**Your task:** The word to find is "icon". Copy each line of the material that contains it.

=== Records provided ===

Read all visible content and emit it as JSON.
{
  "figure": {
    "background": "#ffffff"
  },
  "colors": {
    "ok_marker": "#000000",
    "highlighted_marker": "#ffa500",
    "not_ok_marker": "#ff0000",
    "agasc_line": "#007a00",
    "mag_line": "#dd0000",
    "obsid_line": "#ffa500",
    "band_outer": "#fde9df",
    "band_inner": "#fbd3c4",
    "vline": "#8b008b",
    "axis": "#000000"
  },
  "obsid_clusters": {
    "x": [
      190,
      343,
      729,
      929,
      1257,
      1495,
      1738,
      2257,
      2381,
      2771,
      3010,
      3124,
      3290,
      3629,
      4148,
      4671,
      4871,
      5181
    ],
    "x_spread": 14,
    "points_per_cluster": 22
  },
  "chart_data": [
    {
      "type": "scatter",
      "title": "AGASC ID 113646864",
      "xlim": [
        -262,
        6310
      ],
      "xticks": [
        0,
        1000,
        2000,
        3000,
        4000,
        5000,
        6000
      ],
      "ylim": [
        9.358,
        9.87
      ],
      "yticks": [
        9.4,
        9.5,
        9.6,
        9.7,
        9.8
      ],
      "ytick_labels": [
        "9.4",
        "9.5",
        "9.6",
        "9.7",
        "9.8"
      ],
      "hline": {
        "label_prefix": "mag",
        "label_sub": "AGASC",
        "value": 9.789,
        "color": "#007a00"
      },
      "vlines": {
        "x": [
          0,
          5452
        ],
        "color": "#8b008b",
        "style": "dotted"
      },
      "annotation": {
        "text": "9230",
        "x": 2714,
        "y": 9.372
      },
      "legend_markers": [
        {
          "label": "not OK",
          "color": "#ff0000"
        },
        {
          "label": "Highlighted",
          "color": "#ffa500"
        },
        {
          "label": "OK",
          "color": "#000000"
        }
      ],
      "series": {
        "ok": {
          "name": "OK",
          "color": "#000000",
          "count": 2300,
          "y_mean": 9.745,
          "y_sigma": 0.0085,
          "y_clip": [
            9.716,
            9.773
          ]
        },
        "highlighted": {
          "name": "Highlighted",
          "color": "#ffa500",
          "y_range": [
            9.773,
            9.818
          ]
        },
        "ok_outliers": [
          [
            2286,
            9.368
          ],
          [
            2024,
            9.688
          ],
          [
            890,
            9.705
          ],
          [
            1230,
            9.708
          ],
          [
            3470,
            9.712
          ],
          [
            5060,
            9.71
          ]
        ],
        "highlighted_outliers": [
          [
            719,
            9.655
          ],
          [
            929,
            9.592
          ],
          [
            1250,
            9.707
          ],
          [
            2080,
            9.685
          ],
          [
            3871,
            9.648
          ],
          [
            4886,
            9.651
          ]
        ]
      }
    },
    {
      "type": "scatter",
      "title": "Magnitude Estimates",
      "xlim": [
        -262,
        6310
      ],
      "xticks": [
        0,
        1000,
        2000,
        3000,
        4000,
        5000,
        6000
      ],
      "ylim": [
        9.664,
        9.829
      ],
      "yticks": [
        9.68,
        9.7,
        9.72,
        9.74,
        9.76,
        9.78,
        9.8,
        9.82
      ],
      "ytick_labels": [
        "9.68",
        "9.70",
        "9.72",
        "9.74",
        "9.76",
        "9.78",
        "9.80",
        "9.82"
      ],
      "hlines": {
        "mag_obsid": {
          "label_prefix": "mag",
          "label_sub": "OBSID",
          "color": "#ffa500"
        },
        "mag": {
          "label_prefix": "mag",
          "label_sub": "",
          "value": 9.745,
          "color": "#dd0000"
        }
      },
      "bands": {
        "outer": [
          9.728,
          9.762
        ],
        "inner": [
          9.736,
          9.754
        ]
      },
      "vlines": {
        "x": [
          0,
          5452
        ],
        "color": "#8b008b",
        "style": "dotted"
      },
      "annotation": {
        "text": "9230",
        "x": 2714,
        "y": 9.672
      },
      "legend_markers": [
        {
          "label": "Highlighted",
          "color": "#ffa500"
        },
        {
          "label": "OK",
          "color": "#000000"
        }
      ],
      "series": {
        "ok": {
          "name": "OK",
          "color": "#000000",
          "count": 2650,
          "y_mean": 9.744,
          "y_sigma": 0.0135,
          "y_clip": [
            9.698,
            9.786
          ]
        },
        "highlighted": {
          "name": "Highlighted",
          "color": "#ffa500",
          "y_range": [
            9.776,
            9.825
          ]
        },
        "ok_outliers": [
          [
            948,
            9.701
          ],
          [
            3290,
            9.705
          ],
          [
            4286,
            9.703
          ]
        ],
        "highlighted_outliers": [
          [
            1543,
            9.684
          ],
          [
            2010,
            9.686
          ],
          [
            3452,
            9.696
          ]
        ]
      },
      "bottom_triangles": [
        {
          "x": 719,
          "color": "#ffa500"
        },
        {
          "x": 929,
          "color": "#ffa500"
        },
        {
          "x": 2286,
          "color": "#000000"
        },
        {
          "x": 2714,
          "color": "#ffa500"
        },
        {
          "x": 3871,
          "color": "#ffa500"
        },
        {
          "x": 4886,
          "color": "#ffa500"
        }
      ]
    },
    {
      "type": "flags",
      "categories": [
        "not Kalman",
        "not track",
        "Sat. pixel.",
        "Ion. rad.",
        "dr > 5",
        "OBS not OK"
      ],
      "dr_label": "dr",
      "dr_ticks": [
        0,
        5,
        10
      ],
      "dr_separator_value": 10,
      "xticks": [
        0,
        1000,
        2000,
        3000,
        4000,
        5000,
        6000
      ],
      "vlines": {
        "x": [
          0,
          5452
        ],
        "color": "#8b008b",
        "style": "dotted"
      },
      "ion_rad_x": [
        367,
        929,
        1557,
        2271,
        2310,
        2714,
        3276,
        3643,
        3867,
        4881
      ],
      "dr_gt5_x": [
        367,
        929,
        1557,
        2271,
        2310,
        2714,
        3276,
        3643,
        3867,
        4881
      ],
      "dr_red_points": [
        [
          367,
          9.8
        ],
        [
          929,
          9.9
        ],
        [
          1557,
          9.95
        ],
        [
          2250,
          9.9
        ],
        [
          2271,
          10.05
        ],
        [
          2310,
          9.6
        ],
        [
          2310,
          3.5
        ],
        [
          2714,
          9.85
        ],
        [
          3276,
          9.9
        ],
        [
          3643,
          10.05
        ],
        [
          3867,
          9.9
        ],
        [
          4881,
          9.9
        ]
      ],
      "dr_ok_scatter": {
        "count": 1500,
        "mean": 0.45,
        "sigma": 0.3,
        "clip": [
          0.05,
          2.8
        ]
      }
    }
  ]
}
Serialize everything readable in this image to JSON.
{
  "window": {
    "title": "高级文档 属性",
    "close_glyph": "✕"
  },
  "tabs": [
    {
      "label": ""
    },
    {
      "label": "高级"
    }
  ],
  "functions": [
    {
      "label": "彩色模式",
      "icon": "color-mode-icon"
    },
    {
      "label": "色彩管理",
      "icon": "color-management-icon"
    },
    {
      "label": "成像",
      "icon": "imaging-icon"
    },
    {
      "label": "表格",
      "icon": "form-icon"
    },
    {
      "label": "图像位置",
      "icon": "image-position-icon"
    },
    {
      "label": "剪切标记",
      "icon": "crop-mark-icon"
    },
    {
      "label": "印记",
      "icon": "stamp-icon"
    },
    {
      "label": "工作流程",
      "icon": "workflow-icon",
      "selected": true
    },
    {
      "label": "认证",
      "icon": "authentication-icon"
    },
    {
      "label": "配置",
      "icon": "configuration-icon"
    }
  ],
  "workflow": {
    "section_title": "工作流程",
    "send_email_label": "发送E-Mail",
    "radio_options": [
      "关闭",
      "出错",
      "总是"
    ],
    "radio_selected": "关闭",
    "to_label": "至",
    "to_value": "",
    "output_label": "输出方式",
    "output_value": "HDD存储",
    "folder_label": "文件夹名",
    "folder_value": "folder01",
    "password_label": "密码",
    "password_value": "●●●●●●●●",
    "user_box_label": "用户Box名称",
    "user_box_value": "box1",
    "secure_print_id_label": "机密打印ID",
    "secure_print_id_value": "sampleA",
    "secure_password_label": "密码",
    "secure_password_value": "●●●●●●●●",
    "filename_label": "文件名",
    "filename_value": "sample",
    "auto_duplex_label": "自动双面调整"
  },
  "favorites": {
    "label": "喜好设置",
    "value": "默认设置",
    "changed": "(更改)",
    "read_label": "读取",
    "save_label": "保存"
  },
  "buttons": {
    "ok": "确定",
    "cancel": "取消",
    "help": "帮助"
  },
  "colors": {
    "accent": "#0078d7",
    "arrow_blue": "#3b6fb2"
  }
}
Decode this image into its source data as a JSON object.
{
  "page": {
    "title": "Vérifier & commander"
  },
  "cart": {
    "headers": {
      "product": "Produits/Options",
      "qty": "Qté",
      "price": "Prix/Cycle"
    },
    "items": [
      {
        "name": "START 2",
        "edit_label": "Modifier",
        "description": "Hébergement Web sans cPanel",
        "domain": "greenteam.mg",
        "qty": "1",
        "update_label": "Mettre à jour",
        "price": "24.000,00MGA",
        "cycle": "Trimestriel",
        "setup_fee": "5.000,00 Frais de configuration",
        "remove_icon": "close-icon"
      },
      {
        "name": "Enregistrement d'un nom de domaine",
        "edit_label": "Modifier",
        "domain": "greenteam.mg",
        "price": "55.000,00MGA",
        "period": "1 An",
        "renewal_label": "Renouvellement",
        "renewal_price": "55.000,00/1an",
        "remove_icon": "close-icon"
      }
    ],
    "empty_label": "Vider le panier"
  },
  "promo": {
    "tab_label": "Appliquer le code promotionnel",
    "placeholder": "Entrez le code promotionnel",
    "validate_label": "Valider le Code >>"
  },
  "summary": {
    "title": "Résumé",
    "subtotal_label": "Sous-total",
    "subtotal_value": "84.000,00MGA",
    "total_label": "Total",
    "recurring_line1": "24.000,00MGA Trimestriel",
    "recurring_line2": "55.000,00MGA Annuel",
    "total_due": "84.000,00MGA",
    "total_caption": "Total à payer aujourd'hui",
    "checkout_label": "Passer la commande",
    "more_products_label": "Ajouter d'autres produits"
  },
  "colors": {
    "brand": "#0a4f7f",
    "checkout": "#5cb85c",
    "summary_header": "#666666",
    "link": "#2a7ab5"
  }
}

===

**Finished exercise:**
      "icon": "color-mode-icon"
      "icon": "color-management-icon"
      "icon": "imaging-icon"
      "icon": "form-icon"
      "icon": "image-position-icon"
      "icon": "crop-mark-icon"
      "icon": "stamp-icon"
      "icon": "workflow-icon",
      "icon": "authentication-icon"
      "icon": "configuration-icon"
        "remove_icon": "close-icon"
        "remove_icon": "close-icon"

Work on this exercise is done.